Frampton signed a solo recording contract with A&M Records in 1971. The label has since been absorbed into Universal Music Group. The guitarist signed a number of extensions over the decades, and in 1998 he and A&M agreed on a contract settlement that would pay Frampton a 50 percent royalty on any licensed music – that is, songs that are licensed for TV, films or commercials.
Rapper Eminem’s producers won a court case earlier this year that set a legal precedent for artists who claim that music sold online is licensed, since its delivery requires none of the usual packaging, shipping and warehousing costs associated with traditional music sales. Under those terms, Frampton’s suit alleges that Universal paid him several hundred thousand dollars less than was owing on his digital sales.
According to the legal filing, Universal sent Frampton a check for $212,000 in December after receiving a legal notice from the musician’s attorney. The rocker’s suit claims Universal sent the check “with the hope that Frampton would be deceived into cashing the check and thereby potentially relieving UMG Recordings from further liability.”
The brief further alleges that Universal “systematically and knowingly” breached its contract with Frampton and other artists by “applying policies and practices at issue in this matter at its highest corporate levels.”

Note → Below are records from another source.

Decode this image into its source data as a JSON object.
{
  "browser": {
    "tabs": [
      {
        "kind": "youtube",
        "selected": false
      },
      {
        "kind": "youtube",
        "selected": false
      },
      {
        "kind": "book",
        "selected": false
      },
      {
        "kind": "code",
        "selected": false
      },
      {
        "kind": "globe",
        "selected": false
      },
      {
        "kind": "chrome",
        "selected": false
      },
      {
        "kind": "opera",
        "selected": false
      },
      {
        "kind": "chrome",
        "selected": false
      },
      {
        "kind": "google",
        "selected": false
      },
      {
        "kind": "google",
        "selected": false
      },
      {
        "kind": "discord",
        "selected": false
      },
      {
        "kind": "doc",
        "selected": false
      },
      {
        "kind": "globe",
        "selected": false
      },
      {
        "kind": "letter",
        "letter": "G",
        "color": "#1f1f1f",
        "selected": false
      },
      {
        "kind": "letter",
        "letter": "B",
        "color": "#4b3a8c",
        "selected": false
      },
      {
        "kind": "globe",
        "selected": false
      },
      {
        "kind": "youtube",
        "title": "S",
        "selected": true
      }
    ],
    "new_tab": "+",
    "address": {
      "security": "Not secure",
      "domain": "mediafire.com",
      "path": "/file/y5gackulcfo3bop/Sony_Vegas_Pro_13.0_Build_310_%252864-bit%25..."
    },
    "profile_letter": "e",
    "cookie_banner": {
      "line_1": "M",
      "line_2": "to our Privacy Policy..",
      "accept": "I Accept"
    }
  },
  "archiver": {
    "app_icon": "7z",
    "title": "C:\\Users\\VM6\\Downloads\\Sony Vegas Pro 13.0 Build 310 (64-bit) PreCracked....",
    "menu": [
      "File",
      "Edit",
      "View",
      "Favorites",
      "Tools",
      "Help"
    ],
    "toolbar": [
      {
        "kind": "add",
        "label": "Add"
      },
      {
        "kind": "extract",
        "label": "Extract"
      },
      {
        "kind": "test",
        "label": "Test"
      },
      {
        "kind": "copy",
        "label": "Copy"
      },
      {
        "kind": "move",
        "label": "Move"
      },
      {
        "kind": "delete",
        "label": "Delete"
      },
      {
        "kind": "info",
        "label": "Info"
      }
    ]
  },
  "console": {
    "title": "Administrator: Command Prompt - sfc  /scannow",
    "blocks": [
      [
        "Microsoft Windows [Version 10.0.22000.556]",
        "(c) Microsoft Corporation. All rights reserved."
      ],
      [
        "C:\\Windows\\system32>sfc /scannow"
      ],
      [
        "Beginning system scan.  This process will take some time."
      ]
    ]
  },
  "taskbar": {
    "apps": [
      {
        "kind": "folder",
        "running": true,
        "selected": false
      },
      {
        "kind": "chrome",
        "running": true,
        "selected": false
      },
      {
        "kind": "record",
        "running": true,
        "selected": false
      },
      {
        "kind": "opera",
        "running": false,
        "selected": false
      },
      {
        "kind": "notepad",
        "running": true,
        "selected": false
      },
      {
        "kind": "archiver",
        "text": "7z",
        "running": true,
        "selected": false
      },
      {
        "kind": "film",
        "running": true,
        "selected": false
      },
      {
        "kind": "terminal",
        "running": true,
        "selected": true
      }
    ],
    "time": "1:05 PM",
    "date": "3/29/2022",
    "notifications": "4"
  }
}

“The issues in these cases go beyond simply breach of contract,” said Frampton’s attorney Richard Busch, who is also representing Eminem’s producers and Felice Catena, the sister and heir to The Knack drummer Bruce Gary, in similar lawsuits. “The plaintiffs allege the wrongdoing here is a part of deliberate effort to deprive the parties of their royalties.”
Universal Music Group has not commented publicly on Frampton’s lawsuit.